> **What needs to be done**: Set the records down again, exactly, without their images.

> **Available records**:
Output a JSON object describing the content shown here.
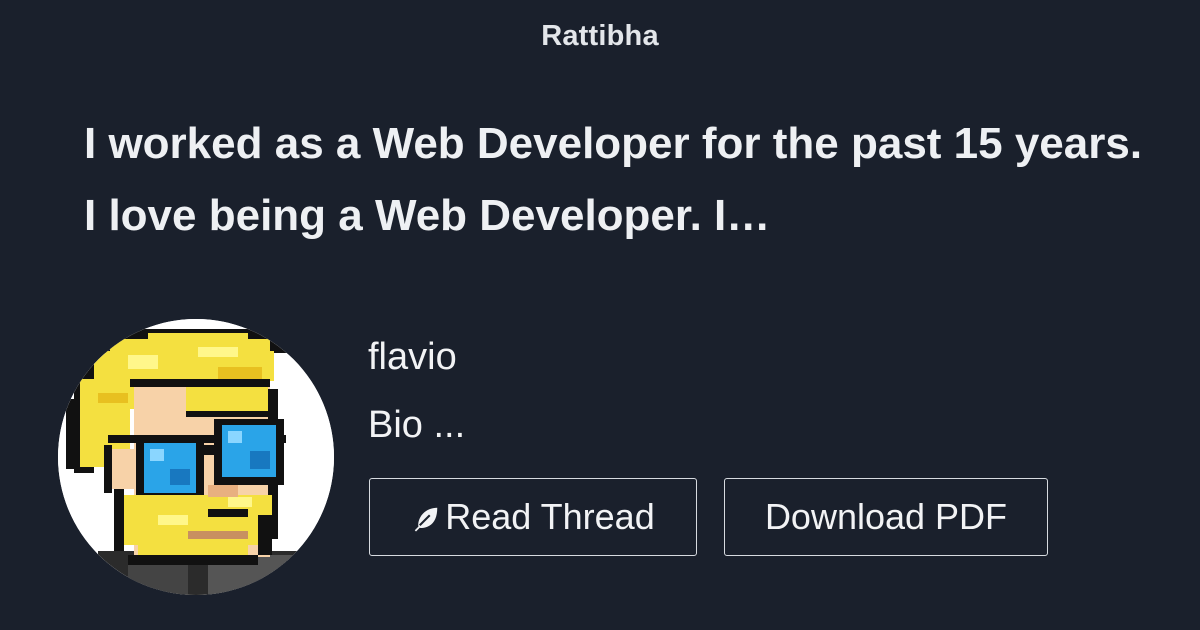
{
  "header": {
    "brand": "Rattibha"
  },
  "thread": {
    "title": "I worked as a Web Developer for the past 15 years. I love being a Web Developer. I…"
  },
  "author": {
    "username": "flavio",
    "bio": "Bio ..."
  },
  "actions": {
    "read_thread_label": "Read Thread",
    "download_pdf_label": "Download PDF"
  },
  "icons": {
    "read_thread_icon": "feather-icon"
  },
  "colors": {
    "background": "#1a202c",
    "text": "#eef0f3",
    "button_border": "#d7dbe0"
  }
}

> **Result for this exercise**:
Output a JSON object describing the content shown here.
{
  "header": {
    "brand": "Rattibha"
  },
  "thread": {
    "title": "I worked as a Web Developer for the past 15 years. I love being a Web Developer. I…"
  },
  "author": {
    "username": "flavio",
    "bio": "Bio ..."
  },
  "actions": {
    "read_thread_label": "Read Thread",
    "download_pdf_label": "Download PDF"
  },
  "icons": {
    "read_thread_icon": "feather-icon"
  },
  "colors": {
    "background": "#1a202c",
    "text": "#eef0f3",
    "button_border": "#d7dbe0"
  }
}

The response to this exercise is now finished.